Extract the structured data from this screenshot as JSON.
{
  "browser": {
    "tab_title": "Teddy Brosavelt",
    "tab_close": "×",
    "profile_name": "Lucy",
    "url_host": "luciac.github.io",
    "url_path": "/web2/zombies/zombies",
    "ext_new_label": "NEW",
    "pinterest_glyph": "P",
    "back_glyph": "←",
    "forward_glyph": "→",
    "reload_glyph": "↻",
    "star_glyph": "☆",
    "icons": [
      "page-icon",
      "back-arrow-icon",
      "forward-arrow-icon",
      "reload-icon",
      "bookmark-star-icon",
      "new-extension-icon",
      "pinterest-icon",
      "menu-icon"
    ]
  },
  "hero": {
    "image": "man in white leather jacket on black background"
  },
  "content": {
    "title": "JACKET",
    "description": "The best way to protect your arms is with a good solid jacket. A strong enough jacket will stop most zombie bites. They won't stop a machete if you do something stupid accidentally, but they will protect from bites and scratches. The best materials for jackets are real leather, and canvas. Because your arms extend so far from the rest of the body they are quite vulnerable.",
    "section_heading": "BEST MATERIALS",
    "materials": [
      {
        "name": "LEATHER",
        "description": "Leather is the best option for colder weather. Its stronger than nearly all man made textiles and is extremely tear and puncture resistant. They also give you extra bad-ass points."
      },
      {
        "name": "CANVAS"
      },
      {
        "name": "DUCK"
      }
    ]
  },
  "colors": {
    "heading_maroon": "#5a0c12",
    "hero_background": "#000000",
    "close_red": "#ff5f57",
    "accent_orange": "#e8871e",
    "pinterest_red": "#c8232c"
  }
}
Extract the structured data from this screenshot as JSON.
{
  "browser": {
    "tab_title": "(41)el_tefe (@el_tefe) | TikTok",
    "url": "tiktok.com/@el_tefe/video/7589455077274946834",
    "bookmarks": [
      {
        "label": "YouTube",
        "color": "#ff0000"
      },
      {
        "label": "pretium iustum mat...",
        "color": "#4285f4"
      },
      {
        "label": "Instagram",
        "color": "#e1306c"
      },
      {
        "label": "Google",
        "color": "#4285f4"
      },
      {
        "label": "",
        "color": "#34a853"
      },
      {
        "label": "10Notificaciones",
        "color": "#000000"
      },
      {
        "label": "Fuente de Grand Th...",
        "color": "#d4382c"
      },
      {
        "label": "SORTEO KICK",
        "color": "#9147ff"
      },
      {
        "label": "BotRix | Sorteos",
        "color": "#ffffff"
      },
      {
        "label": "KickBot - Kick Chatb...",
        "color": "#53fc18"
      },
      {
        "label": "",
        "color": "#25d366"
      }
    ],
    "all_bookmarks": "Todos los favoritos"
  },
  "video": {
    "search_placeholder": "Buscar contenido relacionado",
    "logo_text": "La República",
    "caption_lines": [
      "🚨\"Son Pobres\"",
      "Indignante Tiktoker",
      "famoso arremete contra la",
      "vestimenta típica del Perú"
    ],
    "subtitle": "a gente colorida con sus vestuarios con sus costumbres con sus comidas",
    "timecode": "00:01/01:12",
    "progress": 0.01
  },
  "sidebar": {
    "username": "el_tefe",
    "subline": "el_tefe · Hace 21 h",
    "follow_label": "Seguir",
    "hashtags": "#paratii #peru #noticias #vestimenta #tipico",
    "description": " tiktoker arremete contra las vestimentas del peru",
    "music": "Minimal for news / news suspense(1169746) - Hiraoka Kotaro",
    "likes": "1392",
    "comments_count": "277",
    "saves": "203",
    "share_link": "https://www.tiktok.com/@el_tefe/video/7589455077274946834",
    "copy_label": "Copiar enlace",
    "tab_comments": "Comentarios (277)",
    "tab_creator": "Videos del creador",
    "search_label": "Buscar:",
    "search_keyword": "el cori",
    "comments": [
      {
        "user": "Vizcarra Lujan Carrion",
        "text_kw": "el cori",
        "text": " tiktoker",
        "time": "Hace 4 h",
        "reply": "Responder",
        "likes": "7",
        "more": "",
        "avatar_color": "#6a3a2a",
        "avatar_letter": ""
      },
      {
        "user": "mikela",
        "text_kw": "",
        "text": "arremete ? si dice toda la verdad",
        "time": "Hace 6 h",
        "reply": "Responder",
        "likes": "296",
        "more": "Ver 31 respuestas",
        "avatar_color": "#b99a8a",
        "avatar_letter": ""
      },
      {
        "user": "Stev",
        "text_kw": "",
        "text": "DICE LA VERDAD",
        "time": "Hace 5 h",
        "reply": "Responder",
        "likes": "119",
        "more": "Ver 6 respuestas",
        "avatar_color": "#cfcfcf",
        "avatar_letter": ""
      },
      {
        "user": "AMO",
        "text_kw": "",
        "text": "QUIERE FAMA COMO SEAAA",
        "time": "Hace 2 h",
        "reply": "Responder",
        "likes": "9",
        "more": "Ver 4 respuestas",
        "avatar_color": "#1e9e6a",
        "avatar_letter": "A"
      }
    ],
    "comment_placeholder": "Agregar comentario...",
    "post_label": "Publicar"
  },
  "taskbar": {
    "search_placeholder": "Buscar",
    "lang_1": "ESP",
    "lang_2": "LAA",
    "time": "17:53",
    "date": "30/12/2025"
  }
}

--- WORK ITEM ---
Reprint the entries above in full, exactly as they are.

--- SOLUTION FOR THIS PROBLEM ---
Extract the structured data from this screenshot as JSON.
{
  "browser": {
    "tab_title": "Teddy Brosavelt",
    "tab_close": "×",
    "profile_name": "Lucy",
    "url_host": "luciac.github.io",
    "url_path": "/web2/zombies/zombies",
    "ext_new_label": "NEW",
    "pinterest_glyph": "P",
    "back_glyph": "←",
    "forward_glyph": "→",
    "reload_glyph": "↻",
    "star_glyph": "☆",
    "icons": [
      "page-icon",
      "back-arrow-icon",
      "forward-arrow-icon",
      "reload-icon",
      "bookmark-star-icon",
      "new-extension-icon",
      "pinterest-icon",
      "menu-icon"
    ]
  },
  "hero": {
    "image": "man in white leather jacket on black background"
  },
  "content": {
    "title": "JACKET",
    "description": "The best way to protect your arms is with a good solid jacket. A strong enough jacket will stop most zombie bites. They won't stop a machete if you do something stupid accidentally, but they will protect from bites and scratches. The best materials for jackets are real leather, and canvas. Because your arms extend so far from the rest of the body they are quite vulnerable.",
    "section_heading": "BEST MATERIALS",
    "materials": [
      {
        "name": "LEATHER",
        "description": "Leather is the best option for colder weather. Its stronger than nearly all man made textiles and is extremely tear and puncture resistant. They also give you extra bad-ass points."
      },
      {
        "name": "CANVAS"
      },
      {
        "name": "DUCK"
      }
    ]
  },
  "colors": {
    "heading_maroon": "#5a0c12",
    "hero_background": "#000000",
    "close_red": "#ff5f57",
    "accent_orange": "#e8871e",
    "pinterest_red": "#c8232c"
  }
}
Extract the structured data from this screenshot as JSON.
{
  "browser": {
    "tab_title": "(41)el_tefe (@el_tefe) | TikTok",
    "url": "tiktok.com/@el_tefe/video/7589455077274946834",
    "bookmarks": [
      {
        "label": "YouTube",
        "color": "#ff0000"
      },
      {
        "label": "pretium iustum mat...",
        "color": "#4285f4"
      },
      {
        "label": "Instagram",
        "color": "#e1306c"
      },
      {
        "label": "Google",
        "color": "#4285f4"
      },
      {
        "label": "",
        "color": "#34a853"
      },
      {
        "label": "10Notificaciones",
        "color": "#000000"
      },
      {
        "label": "Fuente de Grand Th...",
        "color": "#d4382c"
      },
      {
        "label": "SORTEO KICK",
        "color": "#9147ff"
      },
      {
        "label": "BotRix | Sorteos",
        "color": "#ffffff"
      },
      {
        "label": "KickBot - Kick Chatb...",
        "color": "#53fc18"
      },
      {
        "label": "",
        "color": "#25d366"
      }
    ],
    "all_bookmarks": "Todos los favoritos"
  },
  "video": {
    "search_placeholder": "Buscar contenido relacionado",
    "logo_text": "La República",
    "caption_lines": [
      "🚨\"Son Pobres\"",
      "Indignante Tiktoker",
      "famoso arremete contra la",
      "vestimenta típica del Perú"
    ],
    "subtitle": "a gente colorida con sus vestuarios con sus costumbres con sus comidas",
    "timecode": "00:01/01:12",
    "progress": 0.01
  },
  "sidebar": {
    "username": "el_tefe",
    "subline": "el_tefe · Hace 21 h",
    "follow_label": "Seguir",
    "hashtags": "#paratii #peru #noticias #vestimenta #tipico",
    "description": " tiktoker arremete contra las vestimentas del peru",
    "music": "Minimal for news / news suspense(1169746) - Hiraoka Kotaro",
    "likes": "1392",
    "comments_count": "277",
    "saves": "203",
    "share_link": "https://www.tiktok.com/@el_tefe/video/7589455077274946834",
    "copy_label": "Copiar enlace",
    "tab_comments": "Comentarios (277)",
    "tab_creator": "Videos del creador",
    "search_label": "Buscar:",
    "search_keyword": "el cori",
    "comments": [
      {
        "user": "Vizcarra Lujan Carrion",
        "text_kw": "el cori",
        "text": " tiktoker",
        "time": "Hace 4 h",
        "reply": "Responder",
        "likes": "7",
        "more": "",
        "avatar_color": "#6a3a2a",
        "avatar_letter": ""
      },
      {
        "user": "mikela",
        "text_kw": "",
        "text": "arremete ? si dice toda la verdad",
        "time": "Hace 6 h",
        "reply": "Responder",
        "likes": "296",
        "more": "Ver 31 respuestas",
        "avatar_color": "#b99a8a",
        "avatar_letter": ""
      },
      {
        "user": "Stev",
        "text_kw": "",
        "text": "DICE LA VERDAD",
        "time": "Hace 5 h",
        "reply": "Responder",
        "likes": "119",
        "more": "Ver 6 respuestas",
        "avatar_color": "#cfcfcf",
        "avatar_letter": ""
      },
      {
        "user": "AMO",
        "text_kw": "",
        "text": "QUIERE FAMA COMO SEAAA",
        "time": "Hace 2 h",
        "reply": "Responder",
        "likes": "9",
        "more": "Ver 4 respuestas",
        "avatar_color": "#1e9e6a",
        "avatar_letter": "A"
      }
    ],
    "comment_placeholder": "Agregar comentario...",
    "post_label": "Publicar"
  },
  "taskbar": {
    "search_placeholder": "Buscar",
    "lang_1": "ESP",
    "lang_2": "LAA",
    "time": "17:53",
    "date": "30/12/2025"
  }
}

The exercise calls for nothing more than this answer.